• _Required work_
All of the entries should be written out again exactly.

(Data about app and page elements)
———
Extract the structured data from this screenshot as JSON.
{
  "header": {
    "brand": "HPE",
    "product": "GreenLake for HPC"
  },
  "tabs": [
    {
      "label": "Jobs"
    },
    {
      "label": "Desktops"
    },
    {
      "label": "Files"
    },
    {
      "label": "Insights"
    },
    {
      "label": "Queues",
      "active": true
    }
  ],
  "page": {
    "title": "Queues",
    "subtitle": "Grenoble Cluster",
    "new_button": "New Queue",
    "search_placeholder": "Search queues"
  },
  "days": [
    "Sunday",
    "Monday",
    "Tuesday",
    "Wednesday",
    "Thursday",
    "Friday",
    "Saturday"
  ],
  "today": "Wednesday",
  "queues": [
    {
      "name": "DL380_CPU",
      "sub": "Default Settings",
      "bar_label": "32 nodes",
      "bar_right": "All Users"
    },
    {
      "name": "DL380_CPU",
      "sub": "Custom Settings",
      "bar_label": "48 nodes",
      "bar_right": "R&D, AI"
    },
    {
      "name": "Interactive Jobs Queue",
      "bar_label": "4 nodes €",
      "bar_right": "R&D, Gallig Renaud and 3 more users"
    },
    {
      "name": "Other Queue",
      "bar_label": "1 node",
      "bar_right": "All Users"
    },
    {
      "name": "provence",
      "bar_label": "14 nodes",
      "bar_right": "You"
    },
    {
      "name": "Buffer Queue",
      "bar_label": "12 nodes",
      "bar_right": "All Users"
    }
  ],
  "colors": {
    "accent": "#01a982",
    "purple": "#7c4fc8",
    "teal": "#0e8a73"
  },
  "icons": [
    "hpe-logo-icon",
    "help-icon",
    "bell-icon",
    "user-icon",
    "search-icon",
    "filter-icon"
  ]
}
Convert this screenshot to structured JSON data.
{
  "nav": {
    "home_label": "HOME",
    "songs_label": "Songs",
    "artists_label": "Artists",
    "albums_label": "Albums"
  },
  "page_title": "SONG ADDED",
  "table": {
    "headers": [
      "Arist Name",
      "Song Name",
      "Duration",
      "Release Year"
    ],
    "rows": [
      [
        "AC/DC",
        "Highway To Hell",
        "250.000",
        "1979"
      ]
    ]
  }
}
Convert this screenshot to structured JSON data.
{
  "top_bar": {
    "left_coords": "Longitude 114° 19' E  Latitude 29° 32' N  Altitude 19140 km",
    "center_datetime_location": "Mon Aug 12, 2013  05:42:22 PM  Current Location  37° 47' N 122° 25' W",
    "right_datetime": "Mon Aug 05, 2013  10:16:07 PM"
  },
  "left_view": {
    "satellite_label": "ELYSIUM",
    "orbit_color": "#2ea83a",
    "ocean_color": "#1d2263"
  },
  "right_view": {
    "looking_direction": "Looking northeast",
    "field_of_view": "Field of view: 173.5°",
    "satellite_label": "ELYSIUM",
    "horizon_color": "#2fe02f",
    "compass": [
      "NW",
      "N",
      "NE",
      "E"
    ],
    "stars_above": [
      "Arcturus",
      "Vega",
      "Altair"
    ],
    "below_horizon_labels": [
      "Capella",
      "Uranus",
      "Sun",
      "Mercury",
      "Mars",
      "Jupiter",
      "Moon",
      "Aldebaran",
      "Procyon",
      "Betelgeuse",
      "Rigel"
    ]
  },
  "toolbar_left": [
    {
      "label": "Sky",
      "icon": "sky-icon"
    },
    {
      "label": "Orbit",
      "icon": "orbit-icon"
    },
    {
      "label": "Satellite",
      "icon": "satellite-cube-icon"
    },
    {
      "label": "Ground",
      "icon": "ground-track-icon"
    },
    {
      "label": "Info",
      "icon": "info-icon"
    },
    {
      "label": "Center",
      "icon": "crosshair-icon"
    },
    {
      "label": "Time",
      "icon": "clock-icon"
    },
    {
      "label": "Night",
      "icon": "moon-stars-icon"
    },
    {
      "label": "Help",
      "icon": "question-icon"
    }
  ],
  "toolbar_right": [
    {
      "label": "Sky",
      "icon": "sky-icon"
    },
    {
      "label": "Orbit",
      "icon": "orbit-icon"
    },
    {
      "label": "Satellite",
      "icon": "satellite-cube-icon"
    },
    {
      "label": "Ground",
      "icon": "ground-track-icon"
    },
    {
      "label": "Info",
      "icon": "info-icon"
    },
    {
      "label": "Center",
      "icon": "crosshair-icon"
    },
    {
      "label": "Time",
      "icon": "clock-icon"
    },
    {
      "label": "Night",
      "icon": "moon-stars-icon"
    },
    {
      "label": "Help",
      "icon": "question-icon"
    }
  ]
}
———
• _Solution to the problem_
Extract the structured data from this screenshot as JSON.
{
  "header": {
    "brand": "HPE",
    "product": "GreenLake for HPC"
  },
  "tabs": [
    {
      "label": "Jobs"
    },
    {
      "label": "Desktops"
    },
    {
      "label": "Files"
    },
    {
      "label": "Insights"
    },
    {
      "label": "Queues",
      "active": true
    }
  ],
  "page": {
    "title": "Queues",
    "subtitle": "Grenoble Cluster",
    "new_button": "New Queue",
    "search_placeholder": "Search queues"
  },
  "days": [
    "Sunday",
    "Monday",
    "Tuesday",
    "Wednesday",
    "Thursday",
    "Friday",
    "Saturday"
  ],
  "today": "Wednesday",
  "queues": [
    {
      "name": "DL380_CPU",
      "sub": "Default Settings",
      "bar_label": "32 nodes",
      "bar_right": "All Users"
    },
    {
      "name": "DL380_CPU",
      "sub": "Custom Settings",
      "bar_label": "48 nodes",
      "bar_right": "R&D, AI"
    },
    {
      "name": "Interactive Jobs Queue",
      "bar_label": "4 nodes €",
      "bar_right": "R&D, Gallig Renaud and 3 more users"
    },
    {
      "name": "Other Queue",
      "bar_label": "1 node",
      "bar_right": "All Users"
    },
    {
      "name": "provence",
      "bar_label": "14 nodes",
      "bar_right": "You"
    },
    {
      "name": "Buffer Queue",
      "bar_label": "12 nodes",
      "bar_right": "All Users"
    }
  ],
  "colors": {
    "accent": "#01a982",
    "purple": "#7c4fc8",
    "teal": "#0e8a73"
  },
  "icons": [
    "hpe-logo-icon",
    "help-icon",
    "bell-icon",
    "user-icon",
    "search-icon",
    "filter-icon"
  ]
}
Convert this screenshot to structured JSON data.
{
  "nav": {
    "home_label": "HOME",
    "songs_label": "Songs",
    "artists_label": "Artists",
    "albums_label": "Albums"
  },
  "page_title": "SONG ADDED",
  "table": {
    "headers": [
      "Arist Name",
      "Song Name",
      "Duration",
      "Release Year"
    ],
    "rows": [
      [
        "AC/DC",
        "Highway To Hell",
        "250.000",
        "1979"
      ]
    ]
  }
}
Convert this screenshot to structured JSON data.
{
  "top_bar": {
    "left_coords": "Longitude 114° 19' E  Latitude 29° 32' N  Altitude 19140 km",
    "center_datetime_location": "Mon Aug 12, 2013  05:42:22 PM  Current Location  37° 47' N 122° 25' W",
    "right_datetime": "Mon Aug 05, 2013  10:16:07 PM"
  },
  "left_view": {
    "satellite_label": "ELYSIUM",
    "orbit_color": "#2ea83a",
    "ocean_color": "#1d2263"
  },
  "right_view": {
    "looking_direction": "Looking northeast",
    "field_of_view": "Field of view: 173.5°",
    "satellite_label": "ELYSIUM",
    "horizon_color": "#2fe02f",
    "compass": [
      "NW",
      "N",
      "NE",
      "E"
    ],
    "stars_above": [
      "Arcturus",
      "Vega",
      "Altair"
    ],
    "below_horizon_labels": [
      "Capella",
      "Uranus",
      "Sun",
      "Mercury",
      "Mars",
      "Jupiter",
      "Moon",
      "Aldebaran",
      "Procyon",
      "Betelgeuse",
      "Rigel"
    ]
  },
  "toolbar_left": [
    {
      "label": "Sky",
      "icon": "sky-icon"
    },
    {
      "label": "Orbit",
      "icon": "orbit-icon"
    },
    {
      "label": "Satellite",
      "icon": "satellite-cube-icon"
    },
    {
      "label": "Ground",
      "icon": "ground-track-icon"
    },
    {
      "label": "Info",
      "icon": "info-icon"
    },
    {
      "label": "Center",
      "icon": "crosshair-icon"
    },
    {
      "label": "Time",
      "icon": "clock-icon"
    },
    {
      "label": "Night",
      "icon": "moon-stars-icon"
    },
    {
      "label": "Help",
      "icon": "question-icon"
    }
  ],
  "toolbar_right": [
    {
      "label": "Sky",
      "icon": "sky-icon"
    },
    {
      "label": "Orbit",
      "icon": "orbit-icon"
    },
    {
      "label": "Satellite",
      "icon": "satellite-cube-icon"
    },
    {
      "label": "Ground",
      "icon": "ground-track-icon"
    },
    {
      "label": "Info",
      "icon": "info-icon"
    },
    {
      "label": "Center",
      "icon": "crosshair-icon"
    },
    {
      "label": "Time",
      "icon": "clock-icon"
    },
    {
      "label": "Night",
      "icon": "moon-stars-icon"
    },
    {
      "label": "Help",
      "icon": "question-icon"
    }
  ]
}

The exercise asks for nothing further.